“Designed by famed Chicago architect Louis Sullivan of the firm Adler & Sullivan in 1891, the Charnley-Persky House is a National Historic Monument as well as one of the few surviving buildings that displays the combined talents of Louis H. Sullivan and Frank Lloyd Wright. The house embodies Sullivan’s desire to develop a new form of American architecture that would break with the past and would express new American ideals. Wright called it “the first modern house in America”. This new style heralded a fundamental change in architectural style.
The Charnley-Persky House is recognised as a seminal house in the development of modern residential design as well as a keystone in the architectural philosophies of Sullivan and Wright.”

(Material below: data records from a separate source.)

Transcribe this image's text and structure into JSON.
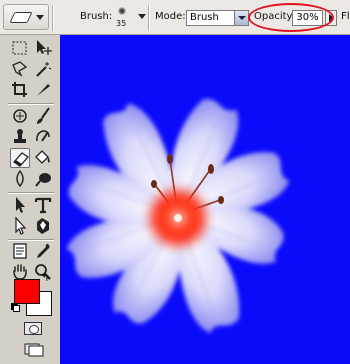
{
  "options_bar": {
    "brush_label": "Brush:",
    "brush_size": "35",
    "mode_label": "Mode:",
    "mode_value": "Brush",
    "opacity_label": "Opacity:",
    "opacity_value": "30%",
    "flow_label_partial": "Fl",
    "highlight_color": "#e0141e"
  },
  "toolbox": {
    "tools": [
      "rect-marquee",
      "move",
      "lasso",
      "magic-wand",
      "crop",
      "slice",
      "healing-brush",
      "brush",
      "clone-stamp",
      "history-brush",
      "eraser",
      "paint-bucket",
      "blur",
      "dodge",
      "path-select",
      "type",
      "direct-select",
      "shape",
      "notes",
      "eyedropper",
      "hand",
      "zoom"
    ],
    "active_tool": "eraser",
    "foreground_color": "#fe0000",
    "background_color": "#ffffff"
  },
  "canvas": {
    "background_color": "#0b0bfc",
    "content": "flower-photo"
  }
}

[From the Charnley-Persky House flyer]
But what is the Persky connection? Also from the reverse of the flyer :
“In 1995, funds to purchase the house were provided by Chicago philanthropist Seymour H. Persky. The Charnley-Persky House is the national headquarters for the Society of Architectural Historians, a membership organization that promotes the study and preservation of the built environment worldwide.”
The ground floor hall is filled with light from the floor to roof atrium
Inside the house, interestingly, it didn’t seem so big. There were just two rooms plus hall or landing on each floor. Charnley being in the timber trade the house features lots of beautiful wood – mainly white oak but mahogany in the dining room.
It is built of Roman brick with Chicago common brick used for the lower, unseen levels. There is no garden and no coachman or coach house. The first floor balcony (our guide insisted it wasn’t a loggia!) is the only outside space.
Balcony detail – circles and squares are found throughout the house design
You can see in the photo of the rear of the house that there’s just one window at the back.It’s the beginning of a FLW trademark to let as much natural light into the house as possible. The staircase runs up the back of the house but despite the lack of windows on the east side light filters in through the wooden bannisters.
The fancy metal work and leave patterns are typical Louis Sullivan designs whereas the geometrics are very Frank Lloyd Wright.
The house has been wonderfully renovated since being taken over by the SAH and although it’s empty of original furniture the fixtures and fittings have been preserved virtually throughout.
Original gas and electric light fitting
The 45 minute house tour lasted well over an hour. Afterwards I took the bus south along Michigan Avenue (The Magnificent Mile) to the Loop Chicago business district for a quick look at The Auditorium Building and afternoon tea at a favourite Chicago restaurant Russian Tea Time.
The Auditorium Building is now The Roosevelt University
“The Auditorium Building launched the careers of architects Dankmar Adler and Louis Sullivan. … [It] ranked as the tallest and heaviset structure in Chicago when it was completed in 1889. The pioneering multi-use building … incorporated a 400-room hotel, a 17-storey office-tower and a 4,000 seat theater.” [Source: Michelin Chicago, 2013]. It is now occupied by The Roosevelt University.
Interior Photos of the Auditorium Building
Russian Tea at its Best!